At breakfast, we told our host, Ian, that we were hoping to climb the mountain known as Helvellyn and hike Striding Edge, a very narrow, knife edge path following the north/south, top ridgeline of the Helvellyn range. As it turned out, Ian, also a ranger in the Lake District, knew the area and advised us not to attempt that particular hike due to the weather forecast of high winds and possible rain. We bid him good-bye and left the Old Waterview Hotel, walking past the White Lion Inn and the Patterdale Village Store, which has hiking supplies, sandwiches and Coast to Coast memorabilia. I found and bought a good-looking C2C patch for my backpack.
Just a mile down the road from Patterdale was the village of Glenridding, where the trail turned toward Grasmere. Having decided not to tackle Helvellyn and its famous Striding Edge Walk, we would instead hike up the Grisedale Valley Route.
Trying hard not to be too disappointed, we began to walk up Grisedale’s valley, a beautiful area. We were quickly entranced by this fascinating and lush woodsy path – any disappointment faded quickly.

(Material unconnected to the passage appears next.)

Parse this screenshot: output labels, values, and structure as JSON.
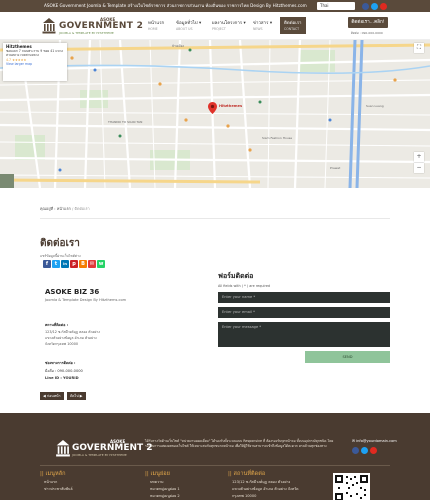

Sheep were our constant companions on most of our trek and today was no different. At one point we had to wait for a herd of sheep and their lambs to pass before we could continue.
Our trail took us alongside Ruthwaite Beck as it flowed down through the valley and by a graceful arched bridge that crossed the beck.
Slowly ascending, we kept an eye on the Helvellyn ridge route high above us, still wondering if it could have been accomplished.
The view backward to the Grisedale Valley below us.
Towards the end of the valley, the trail became quite rocky and steep as we approached the tarn.
Finally, we got a peek at Grisdedale Tarn and knew the pass was near.
As we neared the tarn a bitter, cold wind rushed over the water, a wind that would have been colder and sharper on the mountain ridge at the top of Helvellyn, confirming for us that we had made the right decision to stay off the top of Helvellyn. I would not have wanted to be blown around by this wind on a steep, narrow trail.
At last, the pass was reached!
Our next objective was now in view, down the Great Tongue to the lovely, green valley where the beautiful Grasmere and the village by the same name were located.
Hiking down the trail to Grasmere, we encounted Herdwick sheep which are native to the Lake District, very hearty, able to live off the land and do not stray.
Our descent provided wonderful views of this gorgeous part of the Lake District.
I checked into my very cozy, attractive B&B, The Silver Lea, while Deb, Hannah and Kait checked in at the Youth Hostel just down the road. Unfortunately, that B&B has since closed permanently.
Grasmere was a delightful village to stroll around, taking in the sights. It was also a tourist trap – bus loads of vacationers were wandering around enjoying the many shops. William Wordsworth lived here for 14 years and thought it to be the loveliest place on earth. The gray stone buildings covered in ivy and sprinkled with flowers made for a charming community.
We bought gingerbread at Sarah Nelson’s Gingerbread Shop before having dinner at the Dove and Olive Branch Pub. By that evening the throngs of tourists had left the area in their buses, and we could enjoy a relaxing walk through the now quiet village.